The boys are wrestling with Daddy while I pet the cat on my lap and cheer at appropriate times. Mae desperately wants in on the wrestling action, though my husband reminds her that she tends to get hurt during their rough play. She joins in anyway and is kicked in the face almost instantly. While she sobs on my lap, my oldest hurts his back and wants his turn to be comforted by me. Chaos ensues.
From "Daddy doesn't love me; he never plays with me" to "It's not fair that Mae has been in your lap for so long; it's my turn," all play stops as we take the time to re-explain what "fair" is.
The way we've been handling these frequent fairness issues is by sitting the kids down and talking through exactly what is going on in the moment. It seems, for my children, that generalization does not work in this situation. We reassure Mae that her boo-boo is OK but ask her if she wants an icepack. This validates her injury but also takes the burden of "fixing it" off of me and on to her.

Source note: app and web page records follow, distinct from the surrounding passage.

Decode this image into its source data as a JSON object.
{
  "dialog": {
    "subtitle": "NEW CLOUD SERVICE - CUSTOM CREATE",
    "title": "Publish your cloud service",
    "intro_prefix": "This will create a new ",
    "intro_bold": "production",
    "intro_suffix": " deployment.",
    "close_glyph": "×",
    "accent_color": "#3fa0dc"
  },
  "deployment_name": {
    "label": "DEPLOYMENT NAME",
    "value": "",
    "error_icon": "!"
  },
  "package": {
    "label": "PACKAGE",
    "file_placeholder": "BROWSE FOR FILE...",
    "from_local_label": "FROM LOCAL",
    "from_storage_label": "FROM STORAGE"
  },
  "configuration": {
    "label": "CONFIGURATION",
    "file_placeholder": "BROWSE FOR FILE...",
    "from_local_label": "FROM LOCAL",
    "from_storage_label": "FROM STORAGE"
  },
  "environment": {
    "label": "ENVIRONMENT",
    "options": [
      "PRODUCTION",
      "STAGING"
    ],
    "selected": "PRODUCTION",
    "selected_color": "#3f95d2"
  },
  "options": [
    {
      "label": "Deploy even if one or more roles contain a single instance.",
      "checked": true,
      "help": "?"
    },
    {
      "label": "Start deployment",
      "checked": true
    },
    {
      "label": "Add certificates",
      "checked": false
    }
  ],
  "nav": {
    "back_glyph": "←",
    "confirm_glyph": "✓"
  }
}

After she is set up next to me on the couch with ice and her blanket, we turn to Ted. A brief back rub and a talk about how, in minute-by-minute detail, his back got hurt are all he needs, and he is on his way again. All of that took about three minutes, at which point Sam is ready for a snuggle, just because. I indulge him, and we all agree that it's time to move into our bedtime routine.
With all my children, snuggle time is the most valuable way to fill up their "love tanks," if you will. Whether it's just a snuggle on the couch, a treasured lap seat during a story, a before-bed massage or a bath time chat, that one-on-one time is key to my children's sense of fairness and well being. As you can imagine, Mae has always needed more - more touch, more hugs, more kisses, more reassurance. As long as I am careful to include what the boys need too, all three of them can end the day feeling like it's been a fair one. And sometimes, that is all they need.
Please chime in! How do you navigate sibling rivalry in your home? Share your tips or stories in the comments section.